**What you have to do**
Repeat each entry as written, dropping any picture you find.

**Provided entries**
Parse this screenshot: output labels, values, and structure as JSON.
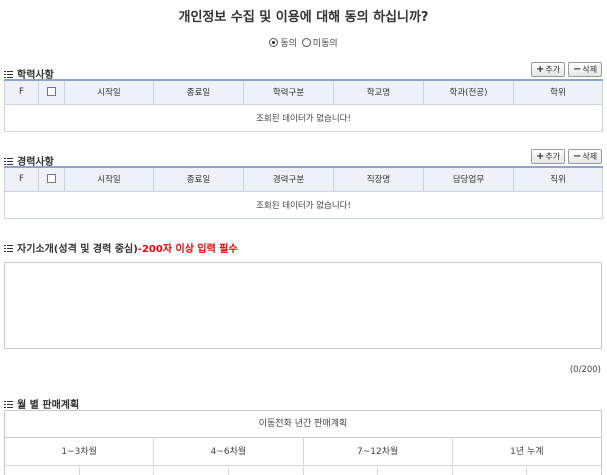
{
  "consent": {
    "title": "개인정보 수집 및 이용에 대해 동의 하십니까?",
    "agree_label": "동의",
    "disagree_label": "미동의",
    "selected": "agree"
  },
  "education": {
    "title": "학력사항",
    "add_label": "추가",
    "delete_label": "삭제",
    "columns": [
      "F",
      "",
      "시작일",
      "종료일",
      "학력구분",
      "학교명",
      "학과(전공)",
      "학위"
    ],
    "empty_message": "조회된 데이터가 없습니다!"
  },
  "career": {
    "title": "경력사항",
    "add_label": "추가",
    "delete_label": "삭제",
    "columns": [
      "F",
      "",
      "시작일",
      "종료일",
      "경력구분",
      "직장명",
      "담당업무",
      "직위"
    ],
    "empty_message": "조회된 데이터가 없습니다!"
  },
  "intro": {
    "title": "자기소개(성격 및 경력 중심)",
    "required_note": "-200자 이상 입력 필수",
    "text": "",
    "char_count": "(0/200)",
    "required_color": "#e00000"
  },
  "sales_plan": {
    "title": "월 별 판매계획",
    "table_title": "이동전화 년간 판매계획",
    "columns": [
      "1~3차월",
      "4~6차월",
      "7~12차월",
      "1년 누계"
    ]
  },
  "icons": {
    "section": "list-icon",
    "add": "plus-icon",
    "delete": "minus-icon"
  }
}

**Solution to the exercise**
Parse this screenshot: output labels, values, and structure as JSON.
{
  "consent": {
    "title": "개인정보 수집 및 이용에 대해 동의 하십니까?",
    "agree_label": "동의",
    "disagree_label": "미동의",
    "selected": "agree"
  },
  "education": {
    "title": "학력사항",
    "add_label": "추가",
    "delete_label": "삭제",
    "columns": [
      "F",
      "",
      "시작일",
      "종료일",
      "학력구분",
      "학교명",
      "학과(전공)",
      "학위"
    ],
    "empty_message": "조회된 데이터가 없습니다!"
  },
  "career": {
    "title": "경력사항",
    "add_label": "추가",
    "delete_label": "삭제",
    "columns": [
      "F",
      "",
      "시작일",
      "종료일",
      "경력구분",
      "직장명",
      "담당업무",
      "직위"
    ],
    "empty_message": "조회된 데이터가 없습니다!"
  },
  "intro": {
    "title": "자기소개(성격 및 경력 중심)",
    "required_note": "-200자 이상 입력 필수",
    "text": "",
    "char_count": "(0/200)",
    "required_color": "#e00000"
  },
  "sales_plan": {
    "title": "월 별 판매계획",
    "table_title": "이동전화 년간 판매계획",
    "columns": [
      "1~3차월",
      "4~6차월",
      "7~12차월",
      "1년 누계"
    ]
  },
  "icons": {
    "section": "list-icon",
    "add": "plus-icon",
    "delete": "minus-icon"
  }
}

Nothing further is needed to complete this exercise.